The Sustaining Members Committee promotes MAS by facilitating membership from industrial/corporate/university partners. The committee also acts as liaisons between the sustaining members and MAS council, advocating on the SM behalf.
Vincent S. (Vin) Smentkowski (2022-2025)
General Electric –Global Research Center
1 Research Circle
Building K1 1D41
Niskayuna, NY 12309
The MAS Fellows Committee was established to recognize eminent scientists, engineers, and technologists in the field of microanalysis of materials and related phenomena to serve as ambassadors for the Society. Members of MAS who have distinguished themselves through outstanding research and service to the microanalysis community are eligible for this recognition. Relevant career pursuits include, but is not limited to, technique development, applications, theory development, and distinguished service to the society. The MAS Fellows Committee has created a process for soliciting and judging nominations on an annual basis. Election as a MAS Fellow will be highly selective but should represent a broad cross-section of the MAS membership.

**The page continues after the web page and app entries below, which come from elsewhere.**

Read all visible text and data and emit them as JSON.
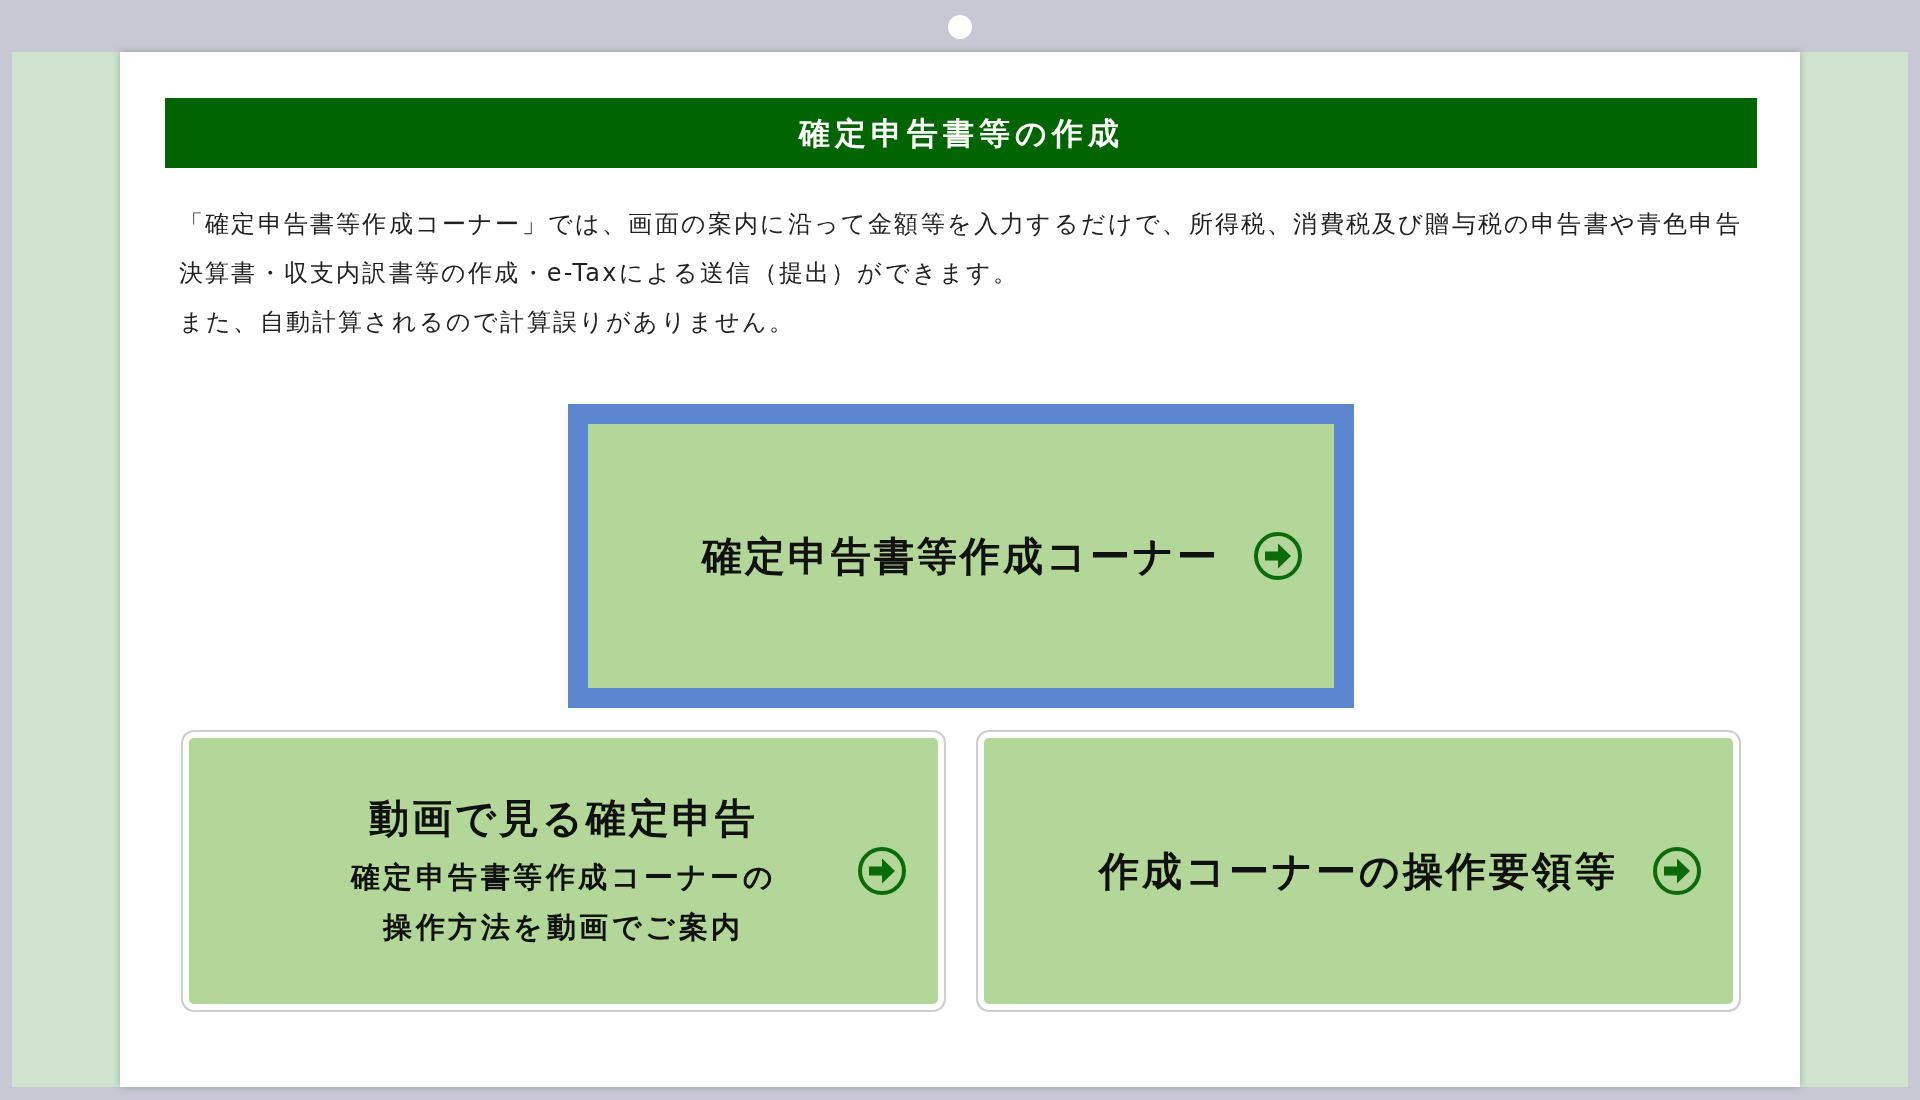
{
  "header": {
    "title": "確定申告書等の作成"
  },
  "intro": [
    "「確定申告書等作成コーナー」では、画面の案内に沿って金額等を入力するだけで、所得税、消費税及び贈与税の申告書や青色申告決算書・収支内訳書等の作成・e-Taxによる送信（提出）ができます。",
    "また、自動計算されるので計算誤りがありません。"
  ],
  "main_link": {
    "title": "確定申告書等作成コーナー",
    "focused": true
  },
  "links": [
    {
      "title": "動画で見る確定申告",
      "subtitle": "確定申告書等作成コーナーの操作方法を動画でご案内",
      "focused": false
    },
    {
      "title": "作成コーナーの操作要領等",
      "focused": false
    }
  ]
}
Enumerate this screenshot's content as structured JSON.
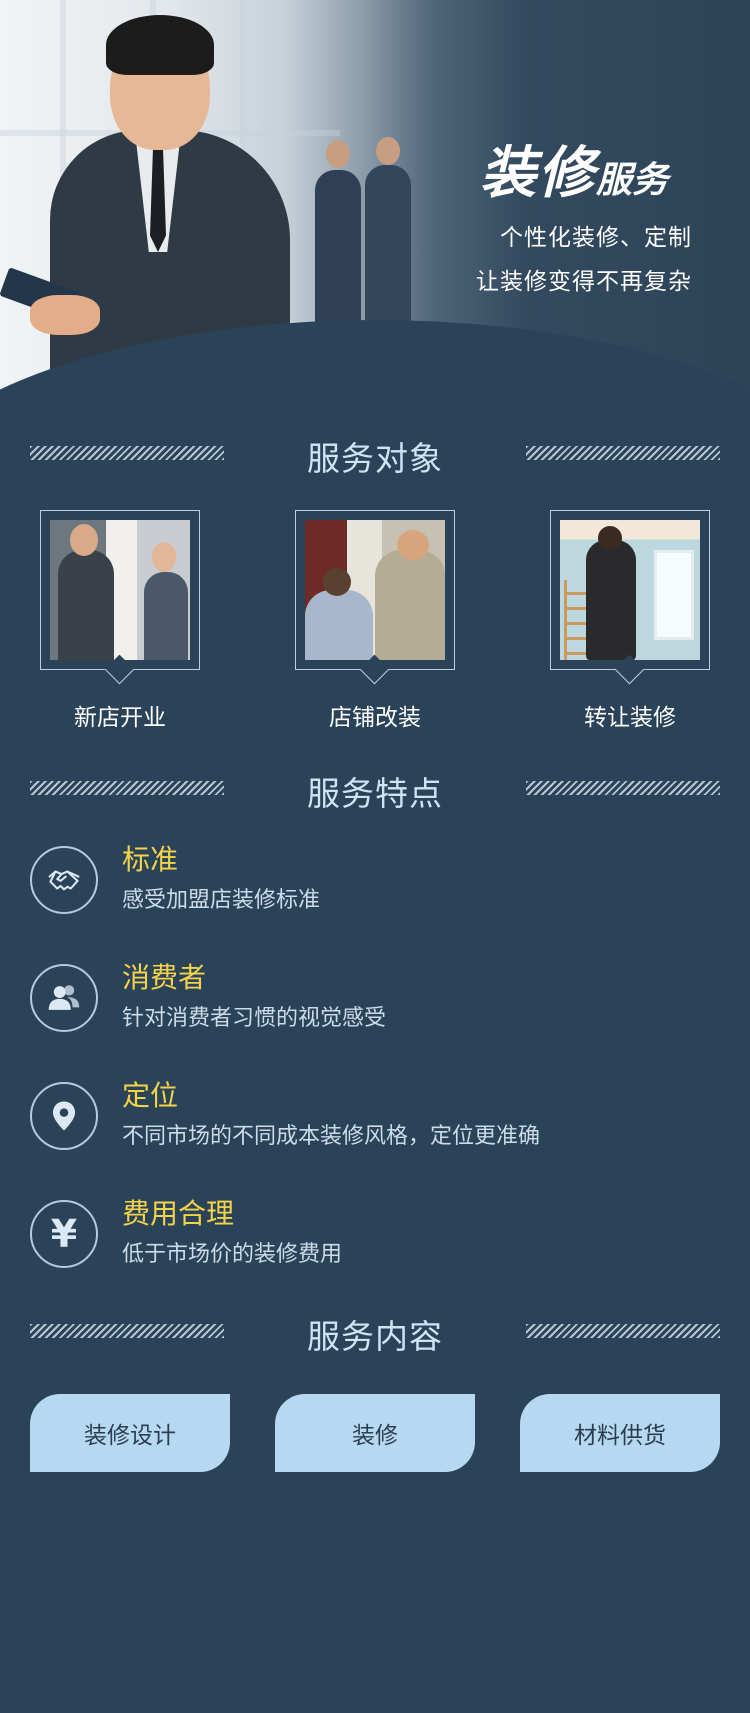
{
  "hero": {
    "title_big": "装修",
    "title_small": "服务",
    "subtitle_line1": "个性化装修、定制",
    "subtitle_line2": "让装修变得不再复杂"
  },
  "sections": {
    "targets_title": "服务对象",
    "features_title": "服务特点",
    "content_title": "服务内容"
  },
  "targets": [
    {
      "label": "新店开业"
    },
    {
      "label": "店铺改装"
    },
    {
      "label": "转让装修"
    }
  ],
  "features": [
    {
      "icon": "handshake-icon",
      "title": "标准",
      "desc": "感受加盟店装修标准"
    },
    {
      "icon": "users-icon",
      "title": "消费者",
      "desc": "针对消费者习惯的视觉感受"
    },
    {
      "icon": "location-pin-icon",
      "title": "定位",
      "desc": "不同市场的不同成本装修风格，定位更准确"
    },
    {
      "icon": "yen-icon",
      "title": "费用合理",
      "desc": "低于市场价的装修费用",
      "symbol": "¥"
    }
  ],
  "services": [
    {
      "label": "装修设计"
    },
    {
      "label": "装修"
    },
    {
      "label": "材料供货"
    }
  ],
  "colors": {
    "background": "#2b4359",
    "accent_yellow": "#f3d34a",
    "section_title": "#cfe3f5",
    "chip": "#b7d8f1"
  }
}
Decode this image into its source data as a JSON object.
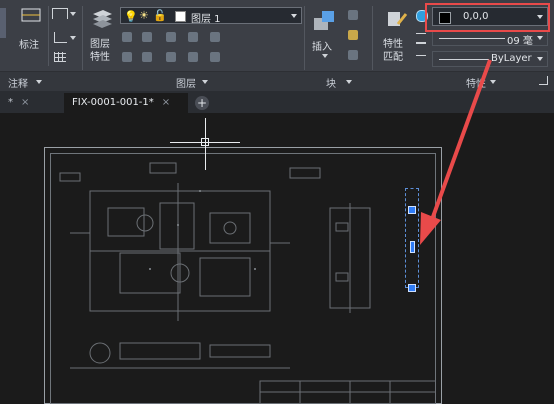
{
  "ribbon": {
    "annotation_group": {
      "title": "注释",
      "label_biaozhu": "标注"
    },
    "layers_group": {
      "title": "图层",
      "layer_properties_label": "图层\n特性",
      "layer_selector_value": "图层 1"
    },
    "block_group": {
      "title": "块",
      "insert_label": "插入"
    },
    "properties_group": {
      "title": "特性",
      "match_label": "特性\n匹配",
      "color_value": "0,0,0",
      "lineweight_value": "09 毫",
      "linetype_value": "ByLayer"
    }
  },
  "tabs": [
    {
      "label": "*"
    },
    {
      "label": "FIX-0001-001-1*"
    }
  ],
  "colors": {
    "ribbon_bg": "#3c3f46",
    "canvas_bg": "#1b1b1b",
    "highlight": "#e94a4a",
    "grip": "#2f7cf6"
  }
}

Committee Members: Mary Grace Burk, Lucille Giannuzzi, Jon McCarthy, Dale Newbury
Vin is a Senior Scientist in the Functional Materials Organization at General Electric Global Research (GEGR) where he performs surface analysis to support research programs at GEGR, GE businesses, and strategic partners. Vin obtained a B.S. degree in chemistry from Marshall University in 1987 and a Ph.D. in physical chemistry (1994) from the University of Pittsburgh, under the guidance of Prof. John T. Yates, Jr. After completing his degree, Vin accepted a post-doctoral position at Argonne National Laboratory where he was part of a multi-laboratory team that designed, built, and tested a novel reflectron analyzer for real-time, in-situ, studies of surfaces during film growth at mTorr pressures using pulsed ion beam techniques – the work resulted in a 1997 R&D 100 Award. Currently. Vin’s research is focused on the applications of ToF-SIMS analysis, emphasizing how multivariate statistical analysis tools facilitate data reduction. Vin is also working with external laboratories in order to evaluate advanced microstructural characterization techniques such as Atom Probe Tomography and Helium Ion Microscopy and show the benefits these techniques have for industrial materials. Vin holds 6 U.S. patents, more than 90 publications in refereed journals, more than 140 GEGR internal manuscripts, numerous contributed and invited talks. Vin has co-authored 3 book chapters and edited one book “Surface Analysis and Techniques in Biology” (Springer, 2014). He serves as a mentor to many researchers. Vin was named a Fellow of the American Vacuum Society (AVS) in 2010. Vin served as the MAS co-chair for the 2012 and 2013 Microscopy and Microanalysis meetings, has organized a bi-annual Surface Analysis symposium since 2006 and is a 2017 MAS tour speaker.